EU bans pesticides linked to dwindling bee population
While most people consider bees to be pesky nuisances, others are deathly afraid because a sting can be deadly to them, however bees play an important part in the world economy as they contribute to agriculture with their pollination and in order to stop bee populations from further declining, the EU has voted to ban a pesticide.
Fifteen of the twenty seven European Union member states voted to restrict one of the world's most widely used insecticides, neonicotinoids, which have been linked to the huge decline in the population of honey bees around the world.
Despite numerous scientific studies having found links between the pesticides and the dwindling bee population, and the European Food Safety Authority saying that the pesticides did pose a unacceptable risk to bees' health, the UK continues to oppose the decision arguing that the impact of nicotinoids on bees is unclear.
The ban will be in effect for two years unless scientific evidence to the contrary becomes available, and it will restrict the use of the three most common nicotinoids, imidacloprid, clothianidin and thiamethoxam, on crops that bees are more attracted to, like sunflowers, oilseed rape, cotton and maize.
“I pledge to do my utmost to ensure that our bees, which are so vital to our ecosystem and contribute over €22bn annually to European agriculture, are protected,” said Tonio Borg of the European Commission.
Obviously the two companies that manufacture these pesticides, German giant Bayer CropScience and Syngenta, a Swiss biochemical company have been lobbying against the ban.
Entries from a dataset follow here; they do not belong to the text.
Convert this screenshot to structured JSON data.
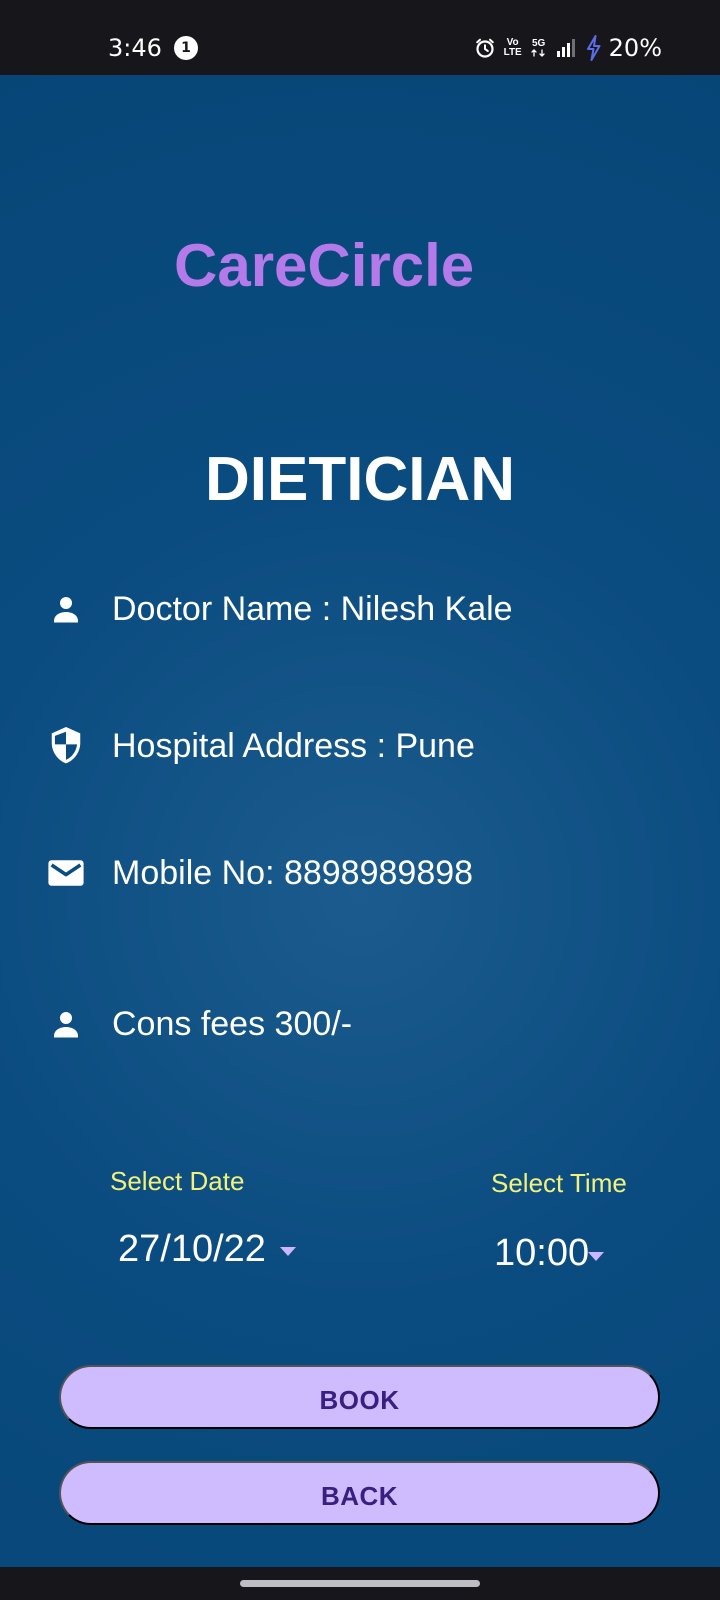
{
  "status_bar": {
    "time": "3:46",
    "notification_count": "1",
    "network_vo": "Vo",
    "network_lte": "LTE",
    "network_5g": "5G",
    "battery": "20%"
  },
  "app": {
    "title": "CareCircle",
    "page_title": "DIETICIAN"
  },
  "details": {
    "doctor": "Doctor Name : Nilesh Kale",
    "hospital": "Hospital Address : Pune",
    "mobile": "Mobile No: 8898989898",
    "fees": "Cons fees 300/-"
  },
  "booking": {
    "date_label": "Select Date",
    "date_value": "27/10/22",
    "time_label": "Select Time",
    "time_value": "10:00"
  },
  "actions": {
    "book": "BOOK",
    "back": "BACK"
  },
  "colors": {
    "title": "#b47ae9",
    "accent_labels": "#f4f17a",
    "button_bg": "#cfbcff",
    "button_text": "#3a1f80",
    "background": "#0b4c80"
  },
  "icons": {
    "doctor": "person-icon",
    "hospital": "shield-icon",
    "mobile": "mail-icon",
    "fees": "person-icon",
    "alarm": "alarm-icon",
    "signal": "signal-icon",
    "charging": "charging-icon"
  }
}
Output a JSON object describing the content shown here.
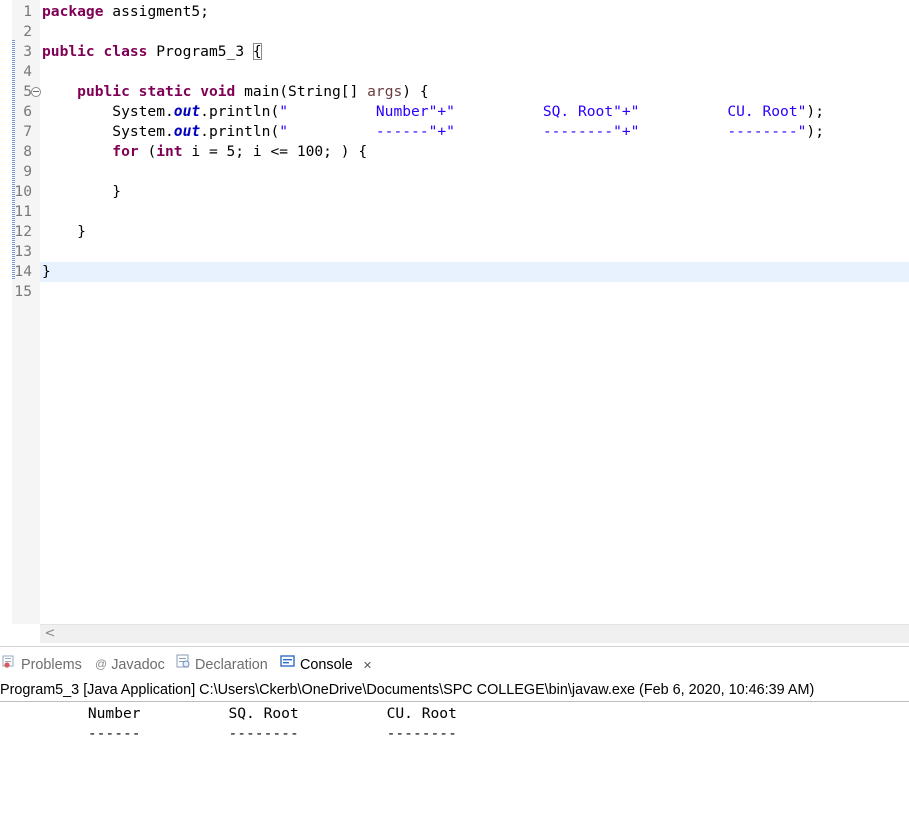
{
  "editor": {
    "line_numbers": [
      "1",
      "2",
      "3",
      "4",
      "5",
      "6",
      "7",
      "8",
      "9",
      "10",
      "11",
      "12",
      "13",
      "14",
      "15"
    ],
    "lines": [
      [
        {
          "t": "package",
          "s": "kw"
        },
        {
          "t": " assigment5;"
        }
      ],
      [],
      [
        {
          "t": "public",
          "s": "kw"
        },
        {
          "t": " "
        },
        {
          "t": "class",
          "s": "kw"
        },
        {
          "t": " Program5_3 "
        },
        {
          "t": "{",
          "s": "brace-hl"
        }
      ],
      [],
      [
        {
          "t": "    "
        },
        {
          "t": "public",
          "s": "kw"
        },
        {
          "t": " "
        },
        {
          "t": "static",
          "s": "kw"
        },
        {
          "t": " "
        },
        {
          "t": "void",
          "s": "kw"
        },
        {
          "t": " main(String[] "
        },
        {
          "t": "args",
          "s": "prm"
        },
        {
          "t": ") {"
        }
      ],
      [
        {
          "t": "        System."
        },
        {
          "t": "out",
          "s": "fld"
        },
        {
          "t": ".println("
        },
        {
          "t": "\"          Number\"+\"          SQ. Root\"+\"          CU. Root\"",
          "s": "str"
        },
        {
          "t": ");"
        }
      ],
      [
        {
          "t": "        System."
        },
        {
          "t": "out",
          "s": "fld"
        },
        {
          "t": ".println("
        },
        {
          "t": "\"          ------\"+\"          --------\"+\"          --------\"",
          "s": "str"
        },
        {
          "t": ");"
        }
      ],
      [
        {
          "t": "        "
        },
        {
          "t": "for",
          "s": "kw"
        },
        {
          "t": " ("
        },
        {
          "t": "int",
          "s": "kw"
        },
        {
          "t": " i = 5; i <= 100; ) {"
        }
      ],
      [],
      [
        {
          "t": "        }"
        }
      ],
      [],
      [
        {
          "t": "    }"
        }
      ],
      [],
      [
        {
          "t": "}"
        }
      ],
      []
    ],
    "hscroll_left_glyph": "<"
  },
  "tabs": [
    {
      "label": "Problems",
      "icon": "problems-icon",
      "active": false
    },
    {
      "label": "Javadoc",
      "icon": "javadoc-at-icon",
      "glyph": "@",
      "active": false
    },
    {
      "label": "Declaration",
      "icon": "declaration-icon",
      "active": false
    },
    {
      "label": "Console",
      "icon": "console-icon",
      "active": true,
      "close": "✕"
    }
  ],
  "console": {
    "header": "Program5_3 [Java Application] C:\\Users\\Ckerb\\OneDrive\\Documents\\SPC COLLEGE\\bin\\javaw.exe (Feb 6, 2020, 10:46:39 AM)",
    "output": [
      "          Number          SQ. Root          CU. Root",
      "          ------          --------          --------"
    ]
  },
  "colors": {
    "keyword": "#7f0055",
    "string": "#2a00ff",
    "static_field": "#0000c0",
    "parameter": "#6a3e3e",
    "current_line": "#e8f2fe",
    "gutter": "#f5f5f5"
  }
}
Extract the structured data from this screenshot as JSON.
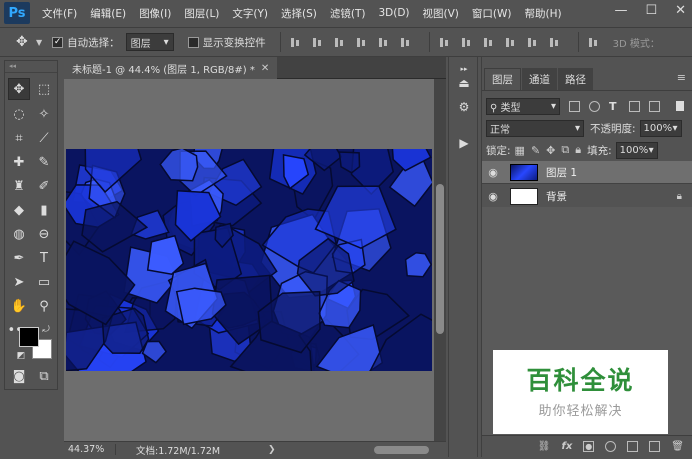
{
  "app": {
    "logo": "Ps"
  },
  "menu": [
    "文件(F)",
    "编辑(E)",
    "图像(I)",
    "图层(L)",
    "文字(Y)",
    "选择(S)",
    "滤镜(T)",
    "3D(D)",
    "视图(V)",
    "窗口(W)",
    "帮助(H)"
  ],
  "window_controls": {
    "minimize": "—",
    "maximize": "☐",
    "close": "✕"
  },
  "options": {
    "auto_select_label": "自动选择：",
    "auto_select_checked": true,
    "auto_select_target": "图层",
    "show_transform_label": "显示变换控件",
    "show_transform_checked": false,
    "mode_3d_label": "3D 模式："
  },
  "document": {
    "tab_title": "未标题-1 @ 44.4% (图层 1, RGB/8#) *",
    "zoom": "44.37%",
    "doc_info": "文档:1.72M/1.72M",
    "canvas_colors": [
      "#0a1460",
      "#1a35d8",
      "#2847ff",
      "#0d1c80",
      "#3b5cff"
    ]
  },
  "layers_panel": {
    "tabs": [
      "图层",
      "通道",
      "路径"
    ],
    "filter_kind": "类型",
    "blend_mode": "正常",
    "opacity_label": "不透明度:",
    "opacity": "100%",
    "lock_label": "锁定:",
    "fill_label": "填充:",
    "fill": "100%",
    "layers": [
      {
        "name": "图层 1",
        "selected": true,
        "thumb": "#1a35d8",
        "locked": false
      },
      {
        "name": "背景",
        "selected": false,
        "thumb": "#ffffff",
        "locked": true
      }
    ],
    "bottom_icons": [
      "link-icon",
      "fx-icon",
      "mask-icon",
      "adjustment-icon",
      "folder-icon",
      "new-layer-icon",
      "trash-icon"
    ]
  },
  "watermark": {
    "title": "百科全说",
    "subtitle": "助你轻松解决"
  }
}
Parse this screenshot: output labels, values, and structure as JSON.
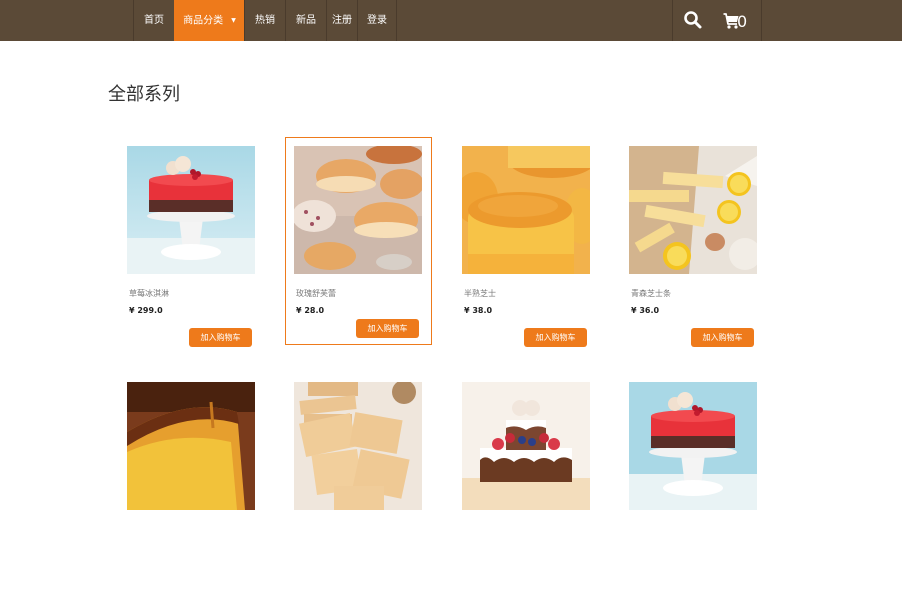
{
  "nav": {
    "items": [
      {
        "label": "首页"
      },
      {
        "label": "商品分类",
        "active": true
      },
      {
        "label": "热销"
      },
      {
        "label": "新品"
      },
      {
        "label": "注册"
      },
      {
        "label": "登录"
      }
    ],
    "search_icon": "search-icon",
    "cart_icon": "cart-icon",
    "cart_count": "0",
    "colors": {
      "bar": "#5b4a37",
      "accent": "#ee7a1b"
    }
  },
  "main": {
    "title": "全部系列",
    "products": [
      {
        "name": "草莓冰淇淋",
        "price": "¥ 299.0",
        "button": "加入购物车"
      },
      {
        "name": "玫瑰舒芙蕾",
        "price": "¥ 28.0",
        "button": "加入购物车"
      },
      {
        "name": "半熟芝士",
        "price": "¥ 38.0",
        "button": "加入购物车"
      },
      {
        "name": "青森芝士条",
        "price": "¥ 36.0",
        "button": "加入购物车"
      }
    ]
  }
}
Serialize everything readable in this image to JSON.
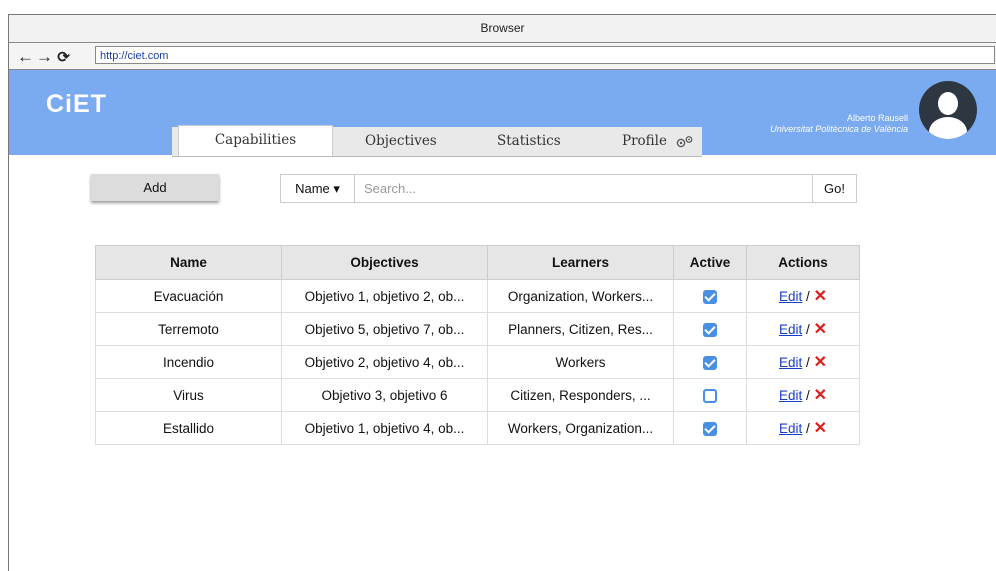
{
  "browser": {
    "title": "Browser",
    "url": "http://ciet.com"
  },
  "app": {
    "logo": "CiET",
    "tabs": [
      "Capabilities",
      "Objectives",
      "Statistics",
      "Profile"
    ],
    "user": {
      "name": "Alberto Rausell",
      "institution": "Universitat Politècnica de València"
    }
  },
  "toolbar": {
    "add_label": "Add",
    "filter_label": "Name ▾",
    "search_placeholder": "Search...",
    "go_label": "Go!"
  },
  "table": {
    "headers": [
      "Name",
      "Objectives",
      "Learners",
      "Active",
      "Actions"
    ],
    "rows": [
      {
        "name": "Evacuación",
        "objectives": "Objetivo 1, objetivo 2, ob...",
        "learners": "Organization, Workers...",
        "active": true
      },
      {
        "name": "Terremoto",
        "objectives": "Objetivo 5, objetivo 7, ob...",
        "learners": "Planners, Citizen, Res...",
        "active": true
      },
      {
        "name": "Incendio",
        "objectives": "Objetivo 2, objetivo 4, ob...",
        "learners": "Workers",
        "active": true
      },
      {
        "name": "Virus",
        "objectives": "Objetivo 3, objetivo 6",
        "learners": "Citizen, Responders, ...",
        "active": false
      },
      {
        "name": "Estallido",
        "objectives": "Objetivo 1, objetivo 4, ob...",
        "learners": "Workers, Organization...",
        "active": true
      }
    ],
    "edit_label": "Edit",
    "separator": "/"
  },
  "colors": {
    "header_bg": "#7aaaf0",
    "checkbox": "#4a90e2",
    "delete": "#e01b1b",
    "link": "#1a3dc8"
  }
}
“The proposal is based on poor science and ignores a wealth of evidence from the field that these pesticides do not damage the health of bees. Instead of banning these products, the commission should now take the opportunity to address the real reasons for bee health decline: Disease, viruses and loss of habitat and nutrition," said Syngenta's chief operating officer, John Atkin.